As dusk falls, roadside manioc vendors get ready for their days work. The brown outer layers are peeled off, revealing the chalk white flesh tinged with soft pink. The vendors then grate or cut the tubers with a swift rhythmic movement of the hand. The sliced of grated manioc slices go into a wok filled with boiling hot oil. Yellow chips with slightly browned edges are ladled out of the wok and then piled into partitioned sections of their carts. With the customary chilli powder and salt mix, the chips are sold to manioc lovers from all walks of life. I personally love them as a snack with my sunset beer 🙂
In this section I will post about Sri Lankan food and recipes. If there is anything you have eaten in Sri Lanka or in a Sri Lankan restaurant elsewhere and you would like to know to know how to make it at home, let me know and I will ask my friends here in Sri Lanka for their version or post from my collection of Sri Lankan cookbooks.
This is a recipe for a Spicy Prawn Curry:
500 g prawns – you can use large king prawns or smaller varieties
1 small stick cinnamon
1/2 tsp fenugreek seeds
Sprig of fresh curry leaves (if not available you can use bay leaves)
1 stem fresh lemon grass, bruised
or 2 strips lemon rind
1 strip rampe leaf (if not available chop up one leek very finely)
1/2 tsp ground turmeric
1-2 tsp chilli powder
1 tsp salt or to taste
2 cups thick coconut milk (fresh is best but canned is possible)
Lime or lemon juice to taste
Wash prawns and remove the heads and carefully take out the veins, but leave the rear of prawns with shells intact.
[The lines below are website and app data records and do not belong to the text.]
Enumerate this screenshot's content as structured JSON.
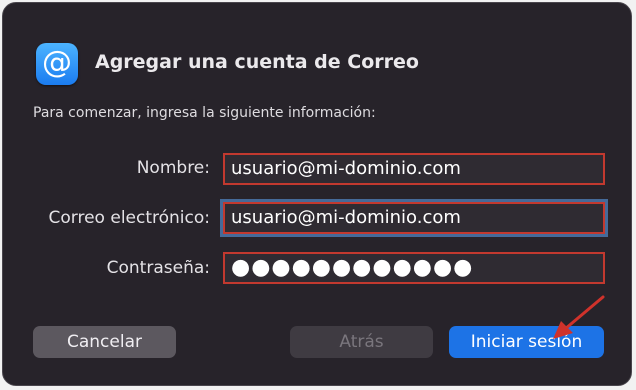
{
  "dialog": {
    "app_icon": "at-sign-icon",
    "app_icon_glyph": "@",
    "title": "Agregar una cuenta de Correo",
    "instructions": "Para comenzar, ingresa la siguiente información:"
  },
  "form": {
    "name_label": "Nombre:",
    "name_value": "usuario@mi-dominio.com",
    "email_label": "Correo electrónico:",
    "email_value": "usuario@mi-dominio.com",
    "password_label": "Contraseña:",
    "password_value": "●●●●●●●●●●●●"
  },
  "buttons": {
    "cancel_label": "Cancelar",
    "back_label": "Atrás",
    "signin_label": "Iniciar sesión"
  },
  "colors": {
    "dialog_background": "#27232a",
    "highlight_border": "#c2392f",
    "primary_button": "#1d73e6",
    "annotation_arrow": "#d0322b"
  },
  "annotation": {
    "icon": "red-arrow-icon"
  }
}
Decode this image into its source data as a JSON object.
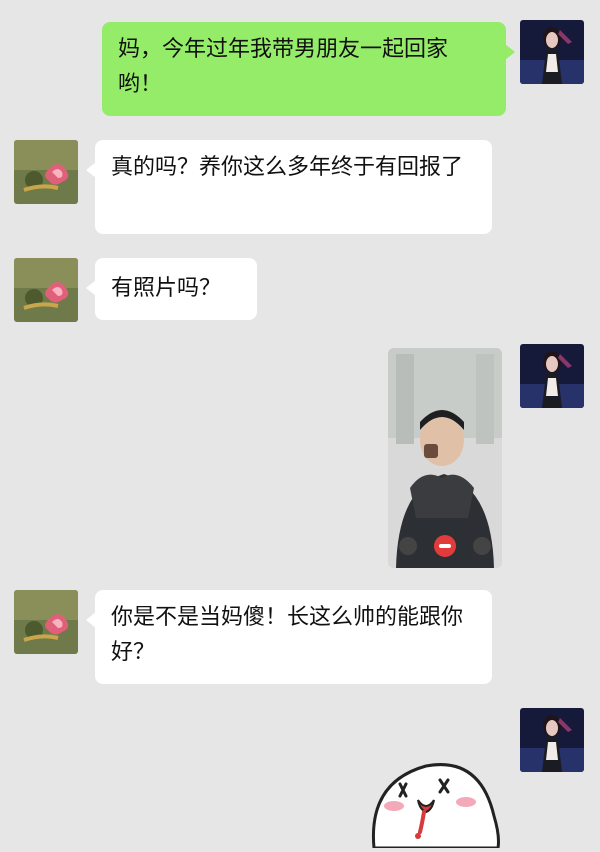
{
  "colors": {
    "background": "#e6e6e6",
    "outgoing_bubble": "#95ec69",
    "incoming_bubble": "#ffffff"
  },
  "messages": [
    {
      "side": "out",
      "text": "妈，今年过年我带男朋友一起回家哟！"
    },
    {
      "side": "in",
      "text": "真的吗？养你这么多年终于有回报了"
    },
    {
      "side": "in",
      "text": "有照片吗？"
    },
    {
      "side": "out",
      "type": "image",
      "content": "video-call-screenshot"
    },
    {
      "side": "in",
      "text": "你是不是当妈傻！长这么帅的能跟你好？"
    },
    {
      "side": "out",
      "type": "sticker",
      "content": "bun-face-sticker"
    }
  ],
  "icons": {
    "user_avatar": "user-avatar-icon",
    "mom_avatar": "mom-avatar-flower-icon"
  }
}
Put all ingredients, except the prawns and lime juice into a saucepan. Stir in one cup of water and bring slowly to simmering point. Simmer uncovered for five minutes. Add prawns and lime juice and stir. Simmer for a further five minutes. Add more salt and lime juice if necessary and serve with boiled rice or bread.
This recipe is all about the prawns so I have not included onions or garlic but only spices. Spicy food is loved by most people and the spices blended in this curry will give the prawns a delicious twist.
A blog about freelance translation as a digital nomad, travel, food & drink and all things Sri Lankan and Dutch.